On July 18, Chevrolet will launch the eighth generation of its iconic sports car -- what it calls the "first-ever mid-engine Corvette." Not true.
While the "C8" Corvette will be the first mid-engine version to reach showrooms, it is not the first to be designed, engineered or even green-lighted for production since the model's 1953 launch. So, why is it happening now?
"It brings the Vette closer to exotic cars -- the Ford GT is an easy comparison," said Jessica Caldwell, executive director of industry analysis at Edmunds. "It's GM's time to shine with a technology showcase. Performance will be extremely impressive, but the price point, expected to be over $100,000, will give Chevrolet more room to put in technology."
When Tesla sedans out-run your corporate flagship, it's time for revolution, but if base Corvettes rise from today's $55,900, it could make the car prohibitively expensive for enthusiasts.
"People who aspire to own a Corvette could be slightly left out," Caldwell said. "It gives opportunity to Camaro, but there could also be something between Camaro and the mid-engine Corvette. The new car is definitely going to attract a different audience."
Almost as long as there have been Corvettes, there have been mid-engine concepts percolating in the shadows. Chevrolet showed the CERV II in 1964 with a 550 horsepower V-8 engine and all-wheel-drive. The curvaceous XP-880 Astro II followed in 1968 with a 390 horsepower V-8. Styling expressed clear lineage to contemporary Corvettes, but GM management rejected it too. Mid-engine cars were deemed too expensive to build, especially when front-engine Corvettes were selling well.

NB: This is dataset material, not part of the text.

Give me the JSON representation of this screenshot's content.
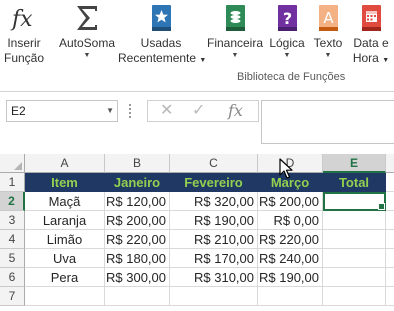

One of the more notable mid-engine Corvette concepts was the XP-882 that debuted at the 1970 New York Auto Show with a 400 cubic-inch V-8, beefy styling, and positive crowd response. GM then pushed further with the aluminum-bodied 1972 XP-895 and compact 1973 XP-897GT that ran with a two-rotor Wankel engine. Strong sales of the third generation C3 precluded both, but development of the C4 was underway.
That car was almost a silver gull-wing exotic that looked like a Stingray had relations with a DeLorean. It debuted in 1973 as the "Four-Rotor Corvette" powered by connected Wankel rotary engines, but became the "Aerovette" in 1976 when a traditional V-8 engine was transplanted.
In an interview with the auto editors of Consumer Guide, Zora Arkus-Duntov, Corvette's first engineering chief, reflected on this period. "In 1974, I had a conversation with the chairman of the board," Duntov said. "He said, 'Let's wait. Right now, we cannot build enough cars to satisfy the demand.' I tried to promulgate the mid-engine car. If I was not forced to retire, (the 1984 model) would probably be a mid-engine car. The mid-engine design in '69 and '73-'74 was in the picture on and off. I think I would have won the fight given time."
Dreams persisted as Chevrolet rolled out its futuristic Corvette Indy concept in 1986 sporting a 2.65-liter V-8 from GM's racing program, glass canopy, carbon composite body, all-wheel-drive, four-wheel steering and hydraulic suspension. The Indy evolved into the more conservative 1990 CERV III, packing a 650-horsepower twin-turbo 32-valve V-8. It was visually connected to Corvettes but was ultimately passed over for production.